Happy Thanksgiving from GGB; Newsletter Returns December 4

Coastal Casinos Revenue Lowest In 14 Years

Although Mississippi's Gulf Coast casinos brought in more than $1 billion in 2013, revenue dropped by $30 million compared to 2012—the worst performance since 1999. The situation was even worse among northern Mississippi casinos, which ended 2013 with a loss of $84 million.

Competition can be good for business but not at Mississippi Gulf Coast casinos where total revenue for 2013 dropped to the lowest level since 1999—including 2005 and 2006 when Hurricane Katrina forced area casinos to close. Total revenue for December fell 5 percent. 2013 revenue rose above billion, but the year finished 3 percent below 2012 with a drop of million, according to numbers from the Mississippi Department of Revenue.

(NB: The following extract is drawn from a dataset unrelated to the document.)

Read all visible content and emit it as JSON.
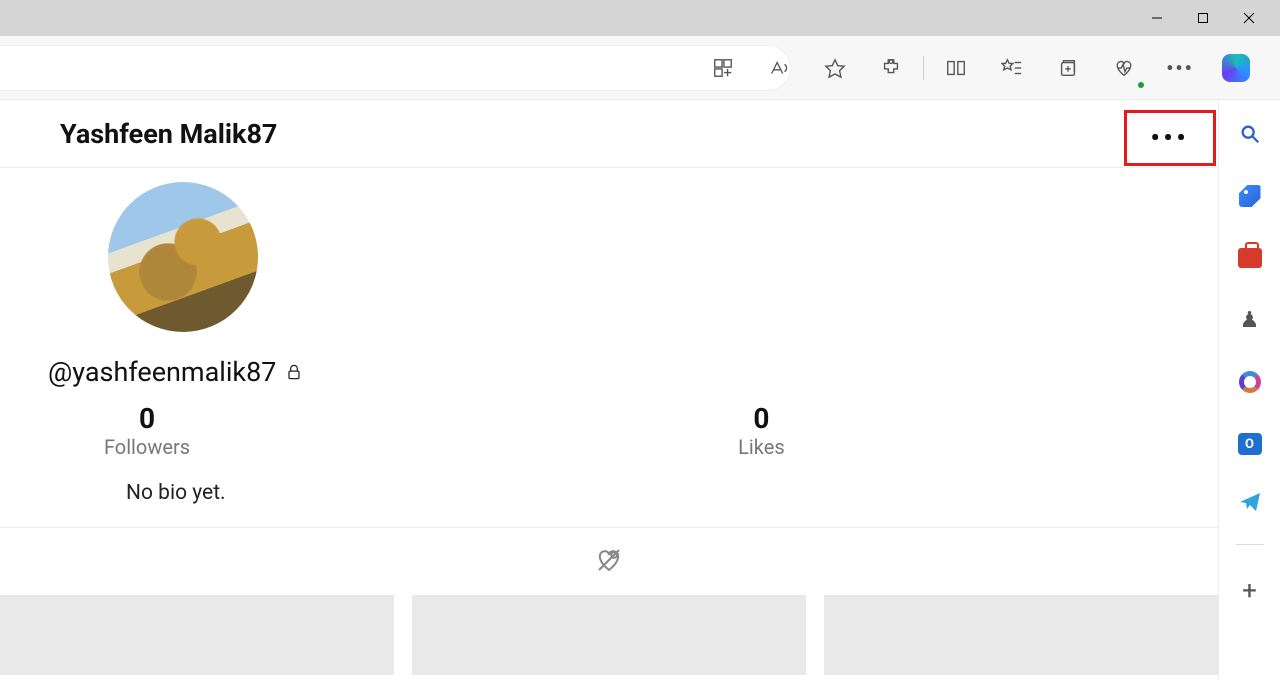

The recent blast of wintry weather also did not help revenue—in particular at Boomtown Casino in Biloxi. It was the only one of the 12 coastal casinos to close, albeit briefly, from 6 p.m. Tuesday, January 28 to 10 a.m., Wednesday, January 29. Boomtown Marketing Director Sunita Sailor said, “We’re a different kind of model of casino anyway. You know we don’t have the spa and hotel,” and management was concerned for the safety of their mostly local customers and employees. Other casinos relied on only essential staff, who stayed in casino hotels. Several closed their restaurants earlier than usual.

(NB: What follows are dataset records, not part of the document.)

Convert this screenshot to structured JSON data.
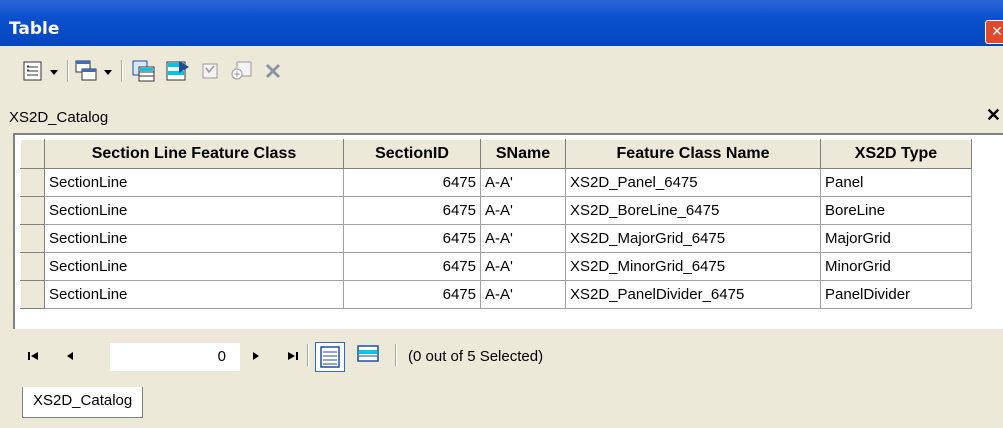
{
  "window": {
    "title": "Table"
  },
  "table_tab": {
    "name": "XS2D_Catalog"
  },
  "columns": [
    "Section Line Feature Class",
    "SectionID",
    "SName",
    "Feature Class Name",
    "XS2D Type"
  ],
  "rows": [
    [
      "SectionLine",
      "6475",
      "A-A'",
      "XS2D_Panel_6475",
      "Panel"
    ],
    [
      "SectionLine",
      "6475",
      "A-A'",
      "XS2D_BoreLine_6475",
      "BoreLine"
    ],
    [
      "SectionLine",
      "6475",
      "A-A'",
      "XS2D_MajorGrid_6475",
      "MajorGrid"
    ],
    [
      "SectionLine",
      "6475",
      "A-A'",
      "XS2D_MinorGrid_6475",
      "MinorGrid"
    ],
    [
      "SectionLine",
      "6475",
      "A-A'",
      "XS2D_PanelDivider_6475",
      "PanelDivider"
    ]
  ],
  "navigation": {
    "current_record": "0",
    "selection_status": "(0 out of 5 Selected)"
  },
  "bottom_tab": {
    "label": "XS2D_Catalog"
  },
  "colors": {
    "titlebar": "#0a50cc",
    "chrome": "#ece9d8",
    "close": "#e04a2a"
  },
  "icons": [
    "table-options-icon",
    "related-tables-icon",
    "select-by-attributes-icon",
    "switch-selection-icon",
    "clear-selection-icon",
    "zoom-to-selected-icon",
    "delete-selected-icon",
    "first-record-icon",
    "previous-record-icon",
    "next-record-icon",
    "last-record-icon",
    "show-all-records-icon",
    "show-selected-records-icon"
  ]
}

In northern Mississippi, the competitive situation is even worse, where 18 riverboat casinos ended 2013 with $1.072 billion in revenue, a decline of $84 million. Most of those losses occurred at Memphis-area casinos. Combined with the $30 million drop in Coastal casino winnings, the state was down $114 million for 2013 compared with 2012.

Allen Godfrey, executive director of the Mississippi Gaming Commission, said, “Competition is fierce. I think competition is really hurting everyone.” He noted Pennsylvania casinos reported their first year with a decline in winnings and casino revenue in New Orleans was down 16 percent in December.

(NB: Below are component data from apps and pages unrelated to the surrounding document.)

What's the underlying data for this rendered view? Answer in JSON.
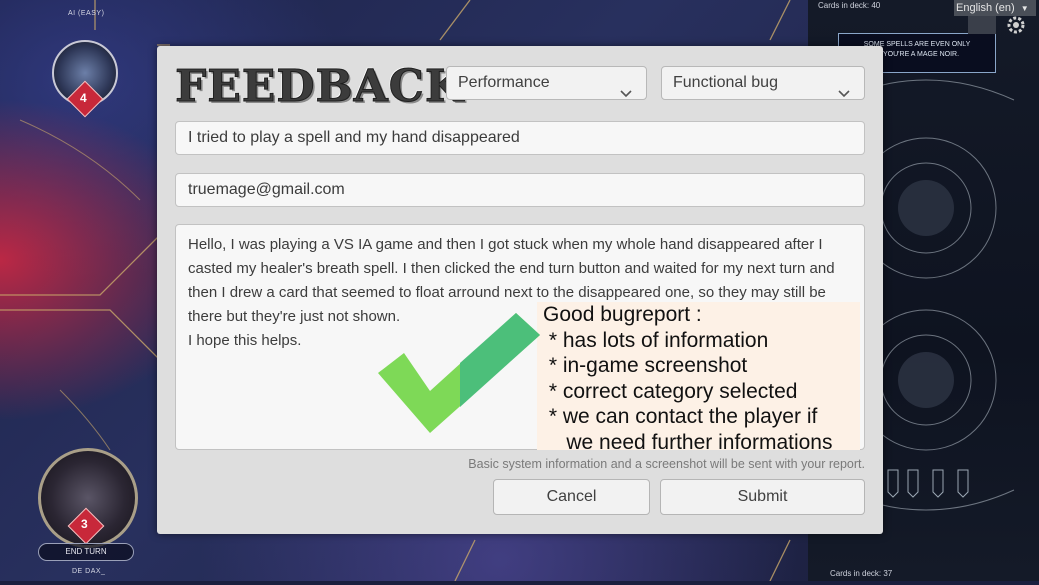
{
  "game": {
    "opponent_name": "AI (EASY)",
    "opponent_hp": "4",
    "player_hp": "3",
    "end_turn_label": "END TURN",
    "player_name": "DE DAX_",
    "opponent_deck_count": "Cards in deck: 40",
    "player_deck_count": "Cards in deck: 37",
    "tooltip_line1": "SOME SPELLS ARE EVEN ONLY",
    "tooltip_line2": "IF YOU'RE A MAGE NOIR.",
    "language_select": "English (en)"
  },
  "dialog": {
    "title": "FEEDBACK",
    "category_select": "Performance",
    "type_select": "Functional bug",
    "subject_value": "I tried to play a spell and my hand disappeared",
    "email_value": "truemage@gmail.com",
    "message_value": "Hello, I was playing a VS IA game and then I got stuck when my whole hand disappeared after I casted my healer's breath spell. I then clicked the end turn button and waited for my next turn and then I drew a card that seemed to float arround next to the disappeared one, so they may still be there but they're just not shown.\nI hope this helps.",
    "system_note": "Basic system information and a screenshot will be sent with your report.",
    "cancel_label": "Cancel",
    "submit_label": "Submit"
  },
  "annotation": {
    "heading": "Good bugreport :",
    "points": [
      " * has lots of information",
      " * in-game screenshot",
      " * correct category selected",
      " * we can contact the player if",
      "    we need further informations"
    ],
    "check_color": "#7ed957",
    "check_shade": "#4cbf7a"
  }
}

Still, Godfrey is optimistic. Casinos on the Coast are investing millions in new hotels, renovations and amenities, and the groundbreaking recently took place for the baseball stadium in downtown Biloxi. Godfrey stated with gambling now available in most states, casinos need to offer amenities that will bring visitors to Mississippi.

One casino taking Godfrey’s advice is Hollywood Casino Bay St. Louis where work has begun on a 350-foot lazy river water feature located next to the resorts’ swimming pool. The attraction, which will offer a leisurely 5-7 minute ride, will open in late spring and be available for resort guests only, said General Manager Chett Harrison. A new walk-in entry pool, sun deck, hot tub and swim-up bar also are under construction.

Harrison noted parent company Penn National is constantly seeking new ways to increase revenues beyond the casino floor. “The average customer gambles less than four hours a day. With our newly renovated hotel, updated casino, Arnold Palmer signature golf course, a Top 100 Good Sam RV Park and now a Lazy River, we are well positioned for long term success and a strong tourism partner for the Mississippi Gulf Coast.”